I do love fashion - not necessarily wearing it, since I'm a jeans and tee shirt type for every day. But I do love seeing all the fancy gowns (not the excess craziness of Lady Gaga, of course) worn at all the major award ceremonies, and I have several bookshelves devoted to fashions from the past. I love delving into the shifts in fashion throughout history.
But Sarah McNeal put an idea in my head with her comment a few months ago when I wrote about The Hourglass Figure. Here's what she said: "One thing I find fascinating about clothing from the Victorian age and the flappers is the extreme attention to detail--embroidery, crochet, lace, tassels, smocking, and so on. Their clothing were works of art." Bingo! So let's explore some "works of art." Especially lace - I love all the patterns, the gorgeous edgings and every tiny swirl below.
Knee breeches were the norm for men, with hose to show off the lower legs - erm, limbs. Long hair worn in curls, or tied back, or a powdered white wig covered the scalp shorn close of hair - pretty easy if the gent had a gene for balding hair. The jabot of lace fell over the long coat, and more lace showed below the sleeves. Buckled shoes of leather finished the look. And then came Brummel.
Women's garments turned slender - think Jane Austen's heroines in their Empire waists, narrow skirts (doorways were no longer a problem after losing the panniers, although they seemed handy at the time as an elbow rest), with day gowns of less sumptuous fabrics. Tiny prints or pale plain colors replaced the embroidery, although trims still held sway. Especially on bonnets for ladies.
And then came the Victorian era.
Real flowers decorated skirts, bosoms, and hats, to hand-sewn silk or satin ribbon flowers that lasted far longer. Seamstresses hired women to fashion these delicate blossoms separately or in bunches, and proved to be true works of art. Look at all that detail! You won't find such luscious stuff on gowns at the Oscars now. What a shame, really.
What about in the old west? Women certainly loved the femininity of lace or even a flounce or two on a skirt. If they couldn't afford to buy it, they sewed, knitted, or tatted their trims by hand. And men who visited the houses of ill repute expected the "doves" to wear their fanciest corsets, petticoats, and garters. Edwardian fashions of the early 1900s continued to embellish women's clothing with lace, floral ribbons, and more.
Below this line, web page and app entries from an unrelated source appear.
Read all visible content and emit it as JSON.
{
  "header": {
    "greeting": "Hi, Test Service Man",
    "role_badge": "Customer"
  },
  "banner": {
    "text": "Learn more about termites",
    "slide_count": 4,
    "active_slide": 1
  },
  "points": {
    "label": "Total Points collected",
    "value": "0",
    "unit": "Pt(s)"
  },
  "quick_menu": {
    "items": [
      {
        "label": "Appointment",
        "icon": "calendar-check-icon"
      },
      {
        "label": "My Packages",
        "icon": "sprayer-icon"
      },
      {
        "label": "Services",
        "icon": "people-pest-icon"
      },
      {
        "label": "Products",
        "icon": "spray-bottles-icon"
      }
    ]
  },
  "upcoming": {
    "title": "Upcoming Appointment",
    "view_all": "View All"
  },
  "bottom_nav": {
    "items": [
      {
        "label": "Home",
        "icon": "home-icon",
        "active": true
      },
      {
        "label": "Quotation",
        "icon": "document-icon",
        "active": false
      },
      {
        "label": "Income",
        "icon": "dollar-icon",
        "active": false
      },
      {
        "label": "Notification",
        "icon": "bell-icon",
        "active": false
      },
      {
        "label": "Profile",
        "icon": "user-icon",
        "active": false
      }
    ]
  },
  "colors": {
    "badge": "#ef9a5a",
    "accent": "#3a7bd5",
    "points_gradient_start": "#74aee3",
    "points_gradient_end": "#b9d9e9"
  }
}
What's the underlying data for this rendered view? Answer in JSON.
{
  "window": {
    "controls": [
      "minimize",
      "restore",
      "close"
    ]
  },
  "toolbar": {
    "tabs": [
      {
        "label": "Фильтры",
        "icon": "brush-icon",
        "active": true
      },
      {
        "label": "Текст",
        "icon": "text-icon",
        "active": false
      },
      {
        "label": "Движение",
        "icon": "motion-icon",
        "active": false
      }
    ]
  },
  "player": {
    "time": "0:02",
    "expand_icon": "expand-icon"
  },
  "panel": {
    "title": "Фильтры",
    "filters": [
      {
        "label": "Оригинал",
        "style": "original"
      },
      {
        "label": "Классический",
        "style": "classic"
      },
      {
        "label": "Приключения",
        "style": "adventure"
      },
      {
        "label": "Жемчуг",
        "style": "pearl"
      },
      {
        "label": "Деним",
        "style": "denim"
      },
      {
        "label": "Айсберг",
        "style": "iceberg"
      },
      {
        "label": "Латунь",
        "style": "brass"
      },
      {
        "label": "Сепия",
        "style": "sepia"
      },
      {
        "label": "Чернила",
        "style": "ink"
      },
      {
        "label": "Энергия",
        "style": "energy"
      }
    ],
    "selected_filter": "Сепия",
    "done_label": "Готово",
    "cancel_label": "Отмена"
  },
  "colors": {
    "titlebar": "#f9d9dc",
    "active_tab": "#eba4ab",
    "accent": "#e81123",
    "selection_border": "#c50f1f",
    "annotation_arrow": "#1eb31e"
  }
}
Throughout the 1900s, the Renaissance Fairs and steampunk fads, and the early 21st century with the resurgence of lace parasols, hats, fascinators, and the like... women and men just love to dress up.
The video above show the shifts in fashion from 1700 until 1900 - fascinating, so enjoy!
Mystery author Meg Mims earned a Spur Award from WWA and also a Laramie award for her western historical mystery series, Double Crossing (still 99c!) and Double or Nothing. Meg is also one-half of the writing team of D.E. Ireland for a mystery series featuring Eliza Doolittle & Henry Higgins for Minotaur books. Book 2 just came out, MOVE YOUR BLOOMING CORPSE. Book 1, WOULDN'T IT BE DEADLY, was nominated for a 2015 Agatha Award. Meg lives in Southeastern Michigan with her husband and a sweet Malti-poo. She loves reading and writing novels, novellas and short stories, both contemporary and historical.